Research output: Contribution to conferenceAbstract

View graph of relations Save citation

Authors

Research units

Abstract

Redox sensing is a complex process that is essential for cellular homeostasis and survival. When cells experience oxidative stress, intracellular proteins undergo redox changes that affect signaling patterns, mediating diverse cellular responses. Phosphatase and tensin homolog (PTEN) is a redox-sensitive, dual-specificity protein phosphatase involved in regulating the PI3K/Akt pathway and thus a range of cellular processes including metabolism, apoptosis, cell proliferation and survival. We recently showed that the PTEN interactome was sensitive to redox changes in the protein in vitro, but this effect has not been investigated in vivo.

Aims
HCT116 cells were treated with H2O2 concentrations from 1–10 mM to induce oxidative stress and the effect on cell viability was examined using the XTT assay. Under the conditions tested, even at the highest concentration only a minimal decrease in viability was observed (~10%), so for subsequent experiments cells were treated with 1–5 mM H2O2 for 30 mins. Activation of the Akt signaling pathway (measured by phospho-Akt) and interaction with the key redox proteins thioredoxin (Trx) and peroxyredoxin (Prdx) was studied by (co)-immunoprecipitation and Western blotting to examine the effect of H2O2 treatment on interaction between PTEN and proteins identified in the in vitro screen.

Results
Changes were seen in the levels of Trx and Prdx dimers, which appeared to decrease following oxidative stress. Interestingly, while moderate levels of H2O2 (1 mM) induced activation of the Akt pathway, treatment with higher concentrations caused a decrease in p-Akt levels. This suggests that oxidation of PTEN during moderate oxidative stress inhibits the PI3K/Akt pathway, but under more severe conditions this effect is reversed. Further work is required to identify the mechanisms of this effect.

Request a copy

Request a copy
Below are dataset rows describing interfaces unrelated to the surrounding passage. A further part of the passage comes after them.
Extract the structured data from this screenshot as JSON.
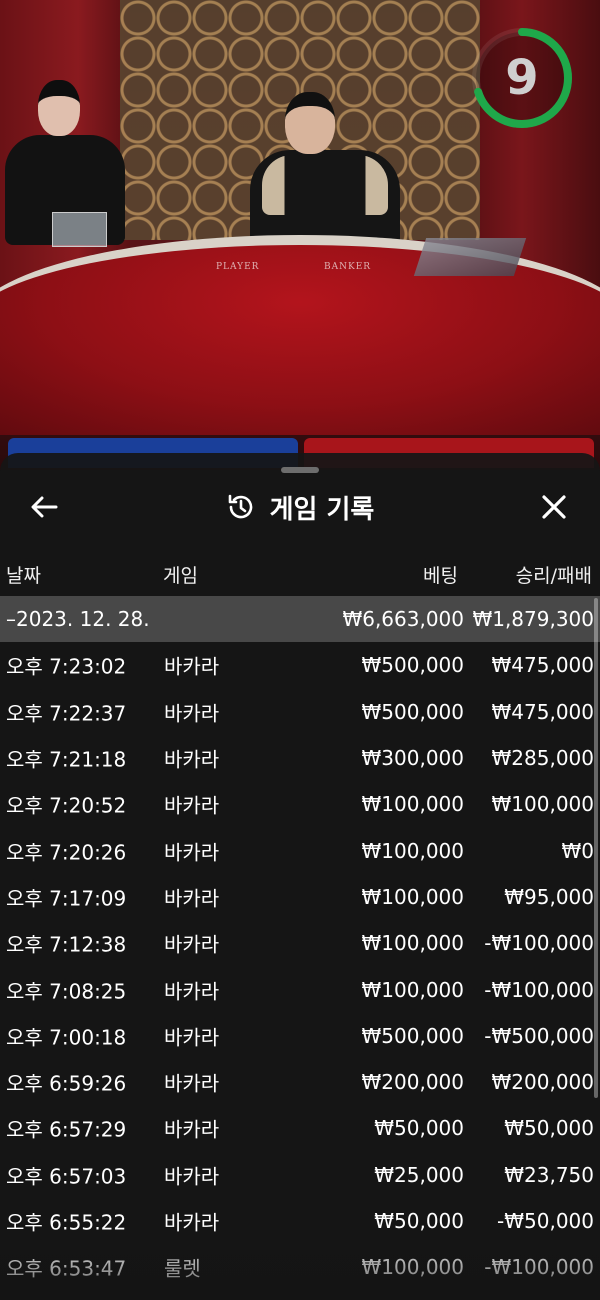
{
  "timer": {
    "value": "9",
    "color": "#1fa84a",
    "fraction_remaining": 0.7
  },
  "sheet": {
    "title": "게임 기록",
    "back_icon": "arrow-left-icon",
    "history_icon": "history-icon",
    "close_icon": "close-icon"
  },
  "columns": {
    "date": "날짜",
    "game": "게임",
    "bet": "베팅",
    "win_loss": "승리/패배"
  },
  "day_summary": {
    "date": "–2023. 12. 28.",
    "bet": "₩6,663,000",
    "win_loss": "₩1,879,300"
  },
  "rows": [
    {
      "time": "오후 7:23:02",
      "game": "바카라",
      "bet": "₩500,000",
      "win_loss": "₩475,000"
    },
    {
      "time": "오후 7:22:37",
      "game": "바카라",
      "bet": "₩500,000",
      "win_loss": "₩475,000"
    },
    {
      "time": "오후 7:21:18",
      "game": "바카라",
      "bet": "₩300,000",
      "win_loss": "₩285,000"
    },
    {
      "time": "오후 7:20:52",
      "game": "바카라",
      "bet": "₩100,000",
      "win_loss": "₩100,000"
    },
    {
      "time": "오후 7:20:26",
      "game": "바카라",
      "bet": "₩100,000",
      "win_loss": "₩0"
    },
    {
      "time": "오후 7:17:09",
      "game": "바카라",
      "bet": "₩100,000",
      "win_loss": "₩95,000"
    },
    {
      "time": "오후 7:12:38",
      "game": "바카라",
      "bet": "₩100,000",
      "win_loss": "-₩100,000"
    },
    {
      "time": "오후 7:08:25",
      "game": "바카라",
      "bet": "₩100,000",
      "win_loss": "-₩100,000"
    },
    {
      "time": "오후 7:00:18",
      "game": "바카라",
      "bet": "₩500,000",
      "win_loss": "-₩500,000"
    },
    {
      "time": "오후 6:59:26",
      "game": "바카라",
      "bet": "₩200,000",
      "win_loss": "₩200,000"
    },
    {
      "time": "오후 6:57:29",
      "game": "바카라",
      "bet": "₩50,000",
      "win_loss": "₩50,000"
    },
    {
      "time": "오후 6:57:03",
      "game": "바카라",
      "bet": "₩25,000",
      "win_loss": "₩23,750"
    },
    {
      "time": "오후 6:55:22",
      "game": "바카라",
      "bet": "₩50,000",
      "win_loss": "-₩50,000"
    },
    {
      "time": "오후 6:53:47",
      "game": "룰렛",
      "bet": "₩100,000",
      "win_loss": "-₩100,000"
    }
  ],
  "table_labels": {
    "player": "PLAYER",
    "banker": "BANKER"
  }
}
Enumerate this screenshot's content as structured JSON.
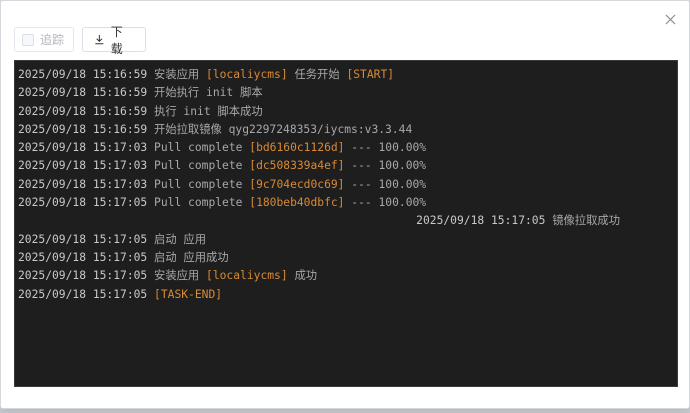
{
  "toolbar": {
    "follow_label": "追踪",
    "download_label": "下载"
  },
  "icons": {
    "close": "close-icon",
    "download": "download-icon"
  },
  "colors": {
    "console_bg": "#1e1e1e",
    "highlight": "#d98a33",
    "text": "#a6a8ab"
  },
  "log": [
    {
      "ts": "2025/09/18 15:16:59",
      "parts": [
        {
          "t": " 安装应用 "
        },
        {
          "t": "[localiycms]",
          "hl": true
        },
        {
          "t": " 任务开始 "
        },
        {
          "t": "[START]",
          "hl": true
        }
      ]
    },
    {
      "ts": "2025/09/18 15:16:59",
      "parts": [
        {
          "t": " 开始执行 init 脚本"
        }
      ]
    },
    {
      "ts": "2025/09/18 15:16:59",
      "parts": [
        {
          "t": " 执行 init 脚本成功"
        }
      ]
    },
    {
      "ts": "2025/09/18 15:16:59",
      "parts": [
        {
          "t": " 开始拉取镜像 qyg2297248353/iycms:v3.3.44"
        }
      ]
    },
    {
      "ts": "2025/09/18 15:17:03",
      "parts": [
        {
          "t": " Pull complete "
        },
        {
          "t": "[bd6160c1126d]",
          "hl": true
        },
        {
          "t": " --- 100.00%"
        }
      ]
    },
    {
      "ts": "2025/09/18 15:17:03",
      "parts": [
        {
          "t": " Pull complete "
        },
        {
          "t": "[dc508339a4ef]",
          "hl": true
        },
        {
          "t": " --- 100.00%"
        }
      ]
    },
    {
      "ts": "2025/09/18 15:17:03",
      "parts": [
        {
          "t": " Pull complete "
        },
        {
          "t": "[9c704ecd0c69]",
          "hl": true
        },
        {
          "t": " --- 100.00%"
        }
      ]
    },
    {
      "ts": "2025/09/18 15:17:05",
      "parts": [
        {
          "t": " Pull complete "
        },
        {
          "t": "[180beb40dbfc]",
          "hl": true
        },
        {
          "t": " --- 100.00%"
        }
      ]
    },
    {
      "ts": "2025/09/18 15:17:05",
      "right": true,
      "parts": [
        {
          "t": " 镜像拉取成功"
        }
      ]
    },
    {
      "ts": "2025/09/18 15:17:05",
      "parts": [
        {
          "t": " 启动 应用"
        }
      ]
    },
    {
      "ts": "2025/09/18 15:17:05",
      "parts": [
        {
          "t": " 启动 应用成功"
        }
      ]
    },
    {
      "ts": "2025/09/18 15:17:05",
      "parts": [
        {
          "t": " 安装应用 "
        },
        {
          "t": "[localiycms]",
          "hl": true
        },
        {
          "t": " 成功"
        }
      ]
    },
    {
      "ts": "2025/09/18 15:17:05",
      "parts": [
        {
          "t": " "
        },
        {
          "t": "[TASK-END]",
          "hl": true
        }
      ]
    }
  ]
}
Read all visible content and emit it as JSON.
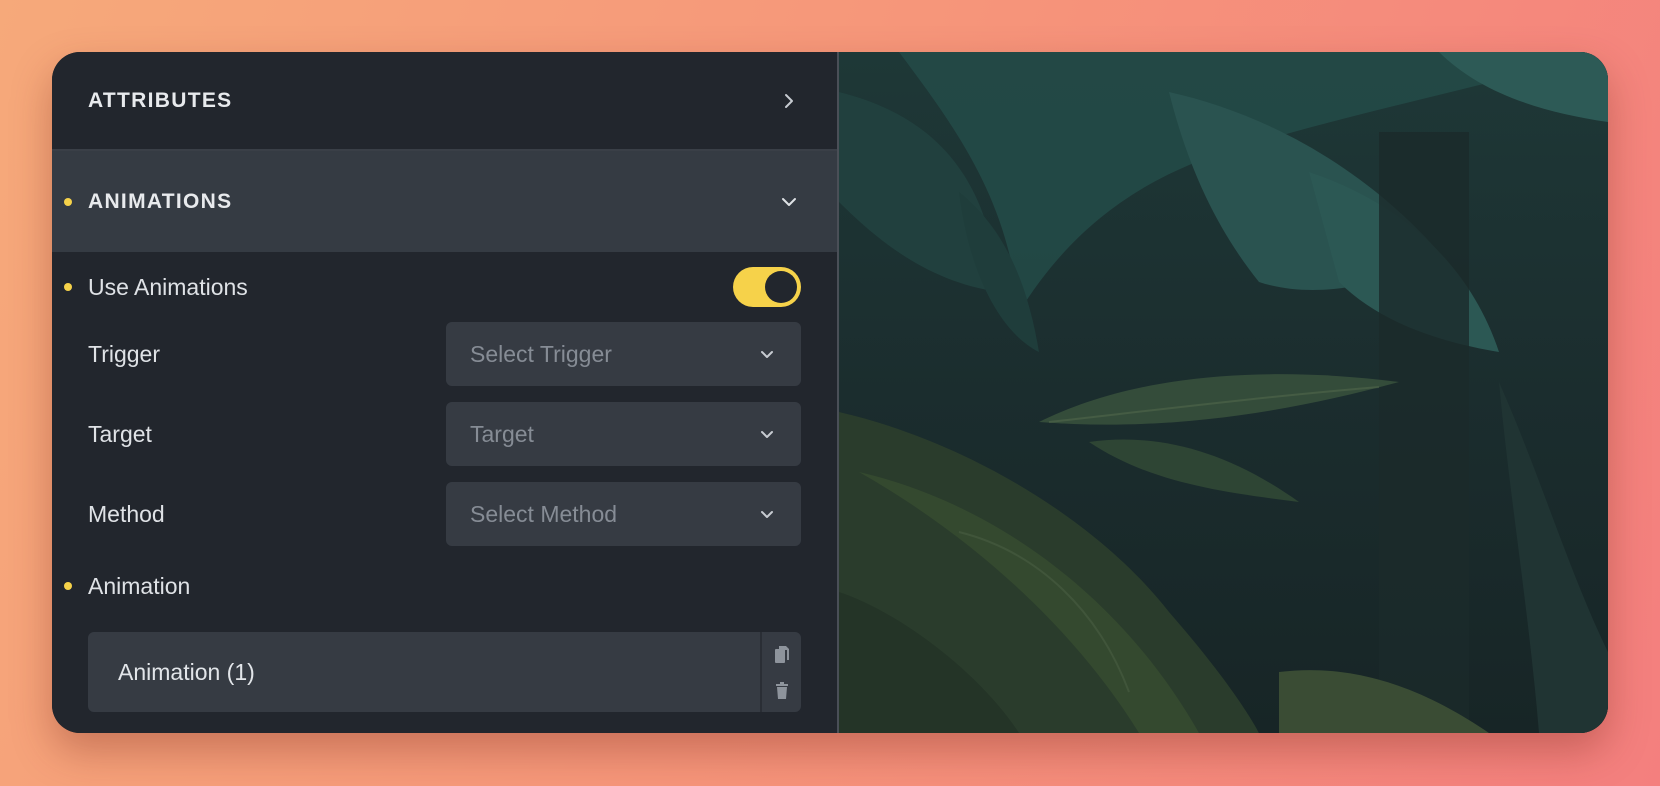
{
  "sections": {
    "attributes": {
      "title": "ATTRIBUTES",
      "icon": "chevron-right-icon"
    },
    "animations": {
      "title": "ANIMATIONS",
      "icon": "chevron-down-icon",
      "expanded": true
    }
  },
  "animations": {
    "use_animations": {
      "label": "Use Animations",
      "enabled": true
    },
    "trigger": {
      "label": "Trigger",
      "placeholder": "Select Trigger"
    },
    "target": {
      "label": "Target",
      "placeholder": "Target"
    },
    "method": {
      "label": "Method",
      "placeholder": "Select Method"
    },
    "animation": {
      "label": "Animation",
      "items": [
        {
          "label": "Animation (1)"
        }
      ]
    }
  },
  "colors": {
    "accent": "#f6d24a",
    "panel_bg": "#22262d",
    "header_active_bg": "#353b43",
    "input_bg": "#363b43"
  },
  "icons": {
    "copy": "copy-icon",
    "delete": "trash-icon",
    "chevron_down": "chevron-down-icon",
    "chevron_right": "chevron-right-icon"
  }
}
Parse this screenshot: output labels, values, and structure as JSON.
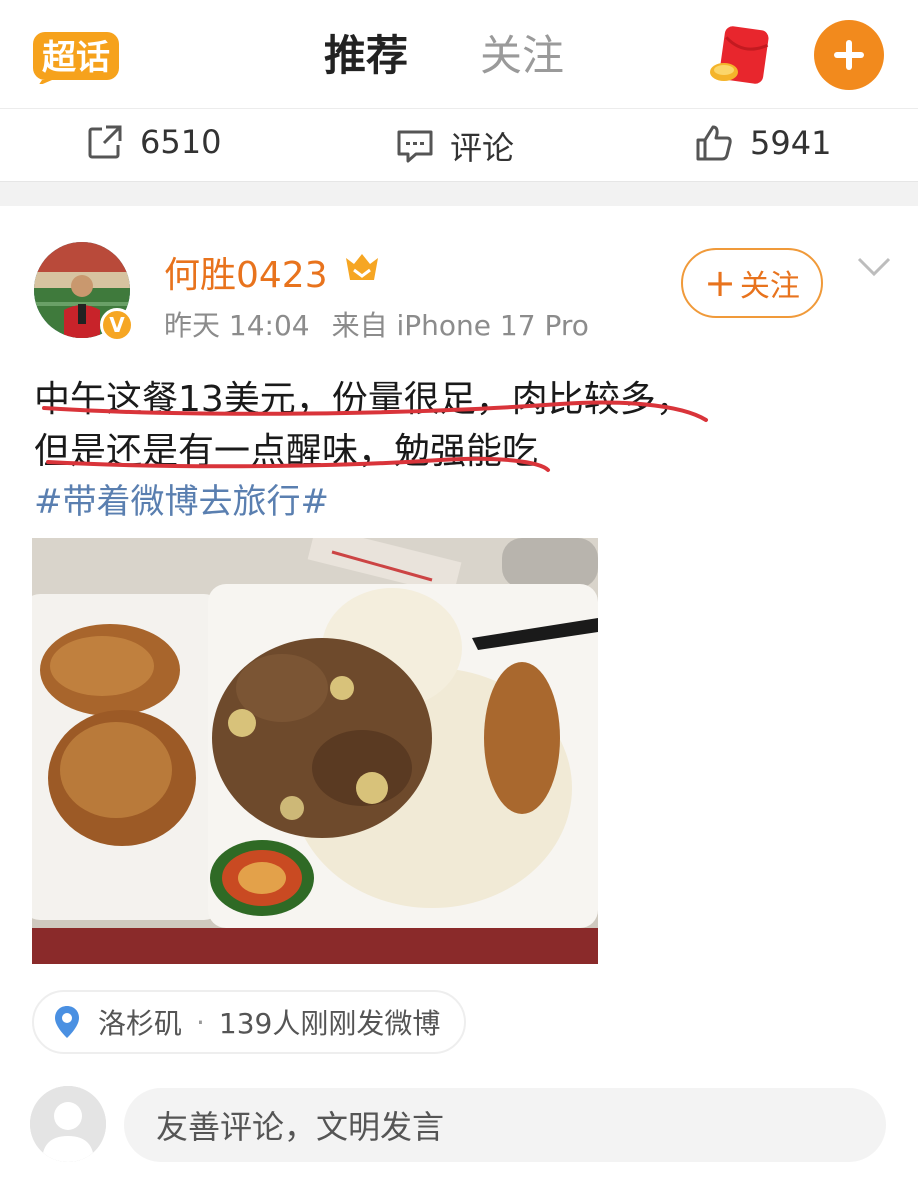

Details

Original languageEnglish
PagesS57-S58
DOIs
Publication statusPublished - 1 Jul 2016

Employable Graduates; Exploitable Research

Copy the text from this field...